How you’re going to get your skillet back into good working condition depends on how badly the skillet has rusted.
Light surface rust that has only changed the surface color of the skillet from black to a rust color is easy to remedy.
A badly rusted skillet surface will most likely have resulted in the cooking surface becoming pitted and permanently damaged.
A pitted cooking surface may not warrant the effort of saving.
The surface of a cast iron skillet should always be smooth to avoid food getting stuck in the pit marks.
When cooking on the skillet, these hard-to-remove food flakes tend to become dislodged, leaving old burned specs of food in your newly prepared dish.
Rust removal from a skillet should best be done outdoors due to the potential mess, and secondly, to avoid setting off your smoke alarm while seasoning the skillet after de-rusting.
How To Remove Surface Rust From Your Skillet In 7 Steps
You will need a soft lint-free cotton cloth or paper towel, scraper, griddle scourer, water, and a seasoning compound.

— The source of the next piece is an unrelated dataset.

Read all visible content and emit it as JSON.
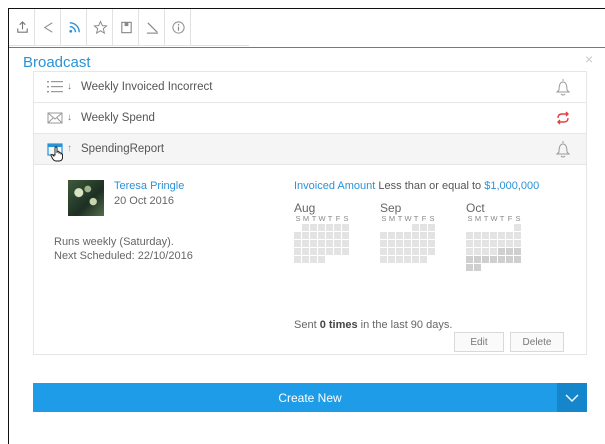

- Place the skillet onto the burner and heat it until very hot.
- Scrape the skillet's surface until the rust starts flaking off using the scraper. Be careful not to scratch the skillet by exerting too much force. Take your time and keep the scraper at a shallow angle.
- Turn off the heat to avoid burning yourself.
- Using a paper towel or a cloth, wipe the surface clean of the rust residue.
- Pour water onto the griddle and wipe down with a cloth.
- Once cooled, rub down the surface with a scourer and rinse with water. Dish soap can be used at this cleaning stage as the skillet will be re-seasoned later.
- Should the rust remain, repeat steps 3 through 5.
The skillet's cooking surface will need to be re-seasoned to prevent it from rusting again. The re-seasoning also restores the nonstick cooking surface.
Seasoning and conditioning kits are available at most reputable retailers. Alternately seasoning can be done using good quality vegetable oil.
Cast Iron Skillet Care
Cast iron skillets require more care than conventional cooking pots and pans.
Skillets are made from cast iron, making that rare steak taste just that little bit better than when fried in a traditional frying pan.
Skillets degrade or rust because the protective layer of oil formed on the skillet's surface has worn off, allowing moisture to start the formation of rust.
Correct storage of the skillet is essential to avoid rust. This process starts when the cooking is done, and the skillet is being cleaned. Ideally, the skillet should only be wiped clean using a paper towel after cooking.
Should the skillet be really dirty, it can be washed in water containing a few drops of detergent soap. After thorough rinsing in clean water, the skillet must be thoroughly dried.
A handy tip is to re-heat the skillet to promote evaporation of any water droplets still found on the surface.
After allowing the skillet to cool, it needs to be lightly seasoned by rubbing either one of the commercially available cast iron conditioners onto the surface or alternately lightly coating the surface with a good quality vegetable oil .
Regular use of the skillet is the best way to keep it in perfect working condition as the fats and oils found in food naturally season the surface during the cooking process.
Recipe Using a Cast Iron Skillet: Easy Keto Filet Mignon With Herb Butter
A well-seasoned skillet is easy to clean by wiping the surface down with a clean paper towel or lint-free cotton cloth. If it is really dirty, washing it in soapy water is the only option.
Removing surface rust from a skillet is quickly done using a scraper with a nylon scourer and water.
To remove stubborn rust, heat the skillet to a high temperature on the stove. This will loosen the rust flakes.
Once it has cooled sufficiently, scraping, scouring, wiping, and washing the skillet in water will remove any remaining rust particles.
Dry the skillet thoroughly after cleaning and season the surface well before storing it.